Unique 2013 coming for Beijing
By Frank Ching
January 2, 2013, 11:49 am TWN
Gordon Chang, author of "The Coming Collapse of China," famously made a prediction in 2001 that the Communist Party would fall from power in a decade.
When 2011 came with the party still firmly in the saddle, he confessed his mistake and said: "I admit it: my prediction that the Communist Party would fall by 2011 was wrong. Still, I'm only off by a year."
"Instead of 2011," he wrote in Foreign Policy magazine on Dec. 29, 2011, "the mighty Communist Party of China will fall in 2012. Bet on it."
As a result, he made Foreign Policy's "10 worst predictions of the year" twice in a row.
Now it is 2013, and Chang is no longer predicting collapse. Instead, he is merely saying that China's "growth in 2013 is unlikely to meet forecasts," such as those by the World Bank that the Chinese economy would expand 8.4 percent.

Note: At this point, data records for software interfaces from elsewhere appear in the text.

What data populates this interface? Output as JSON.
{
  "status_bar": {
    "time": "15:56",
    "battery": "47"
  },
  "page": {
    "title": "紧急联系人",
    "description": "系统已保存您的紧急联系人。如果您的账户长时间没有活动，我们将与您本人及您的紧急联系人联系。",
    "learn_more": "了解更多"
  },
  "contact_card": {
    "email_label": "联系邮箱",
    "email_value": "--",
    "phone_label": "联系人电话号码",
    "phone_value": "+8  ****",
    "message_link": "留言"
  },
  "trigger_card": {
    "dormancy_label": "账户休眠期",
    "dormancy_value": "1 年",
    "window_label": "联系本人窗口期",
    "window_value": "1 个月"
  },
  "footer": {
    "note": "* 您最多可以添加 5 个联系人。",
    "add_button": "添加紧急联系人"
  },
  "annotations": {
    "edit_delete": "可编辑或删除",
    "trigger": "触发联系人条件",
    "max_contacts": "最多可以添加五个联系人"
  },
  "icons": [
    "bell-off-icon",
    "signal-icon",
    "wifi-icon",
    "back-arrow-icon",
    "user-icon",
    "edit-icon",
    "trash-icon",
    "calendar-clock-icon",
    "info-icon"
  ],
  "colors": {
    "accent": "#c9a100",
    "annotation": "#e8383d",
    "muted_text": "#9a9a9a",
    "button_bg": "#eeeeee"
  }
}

But while Chang may have given up on making further dire predictions, at least for the time being, others have stepped into the breech. And they are the leaders of the party, no less.
President Hu Jintao, in his report in November to the 18th Party Congress, called on the party to combat corruption because "if we fail to handle this issue well, it could prove fatal to the party, and even cause the collapse of the party and the fall of the state."

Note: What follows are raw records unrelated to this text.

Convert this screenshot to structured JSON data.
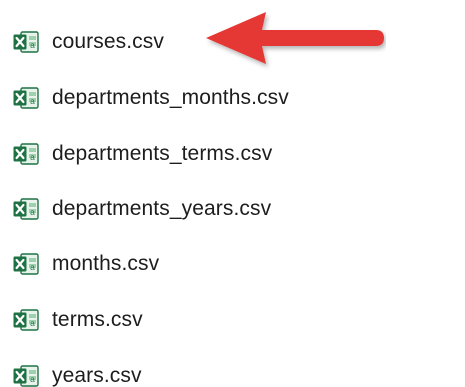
{
  "files": [
    {
      "name": "courses.csv",
      "icon": "excel-csv-icon"
    },
    {
      "name": "departments_months.csv",
      "icon": "excel-csv-icon"
    },
    {
      "name": "departments_terms.csv",
      "icon": "excel-csv-icon"
    },
    {
      "name": "departments_years.csv",
      "icon": "excel-csv-icon"
    },
    {
      "name": "months.csv",
      "icon": "excel-csv-icon"
    },
    {
      "name": "terms.csv",
      "icon": "excel-csv-icon"
    },
    {
      "name": "years.csv",
      "icon": "excel-csv-icon"
    }
  ],
  "annotation": {
    "arrow_icon": "red-arrow-icon",
    "arrow_color": "#e53935",
    "points_to": "courses.csv"
  },
  "colors": {
    "excel_green": "#1f7244",
    "excel_light": "#cfe8d6",
    "text": "#1d1d1d"
  }
}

Xi Jinping, in his first address after being chosen as the new party leader, dwelled on the same theme, warning that officials need to guard against the spread of corruption or it would "doom the party and the state."
These are grave warnings indeed. In fact, they echo words spoken by Chiang Kai-shek, the Nationalist leader who lost the civil war to the Communists more than six decades ago.
In the film "The Founding of a Republic," produced in 2009 to mark the 60th anniversary of the People's Republic of China, Chiang said during the waning days of his government: "If we fight corruption, we'll destroy the party; if we don't fight corruption, we'll destroy the nation."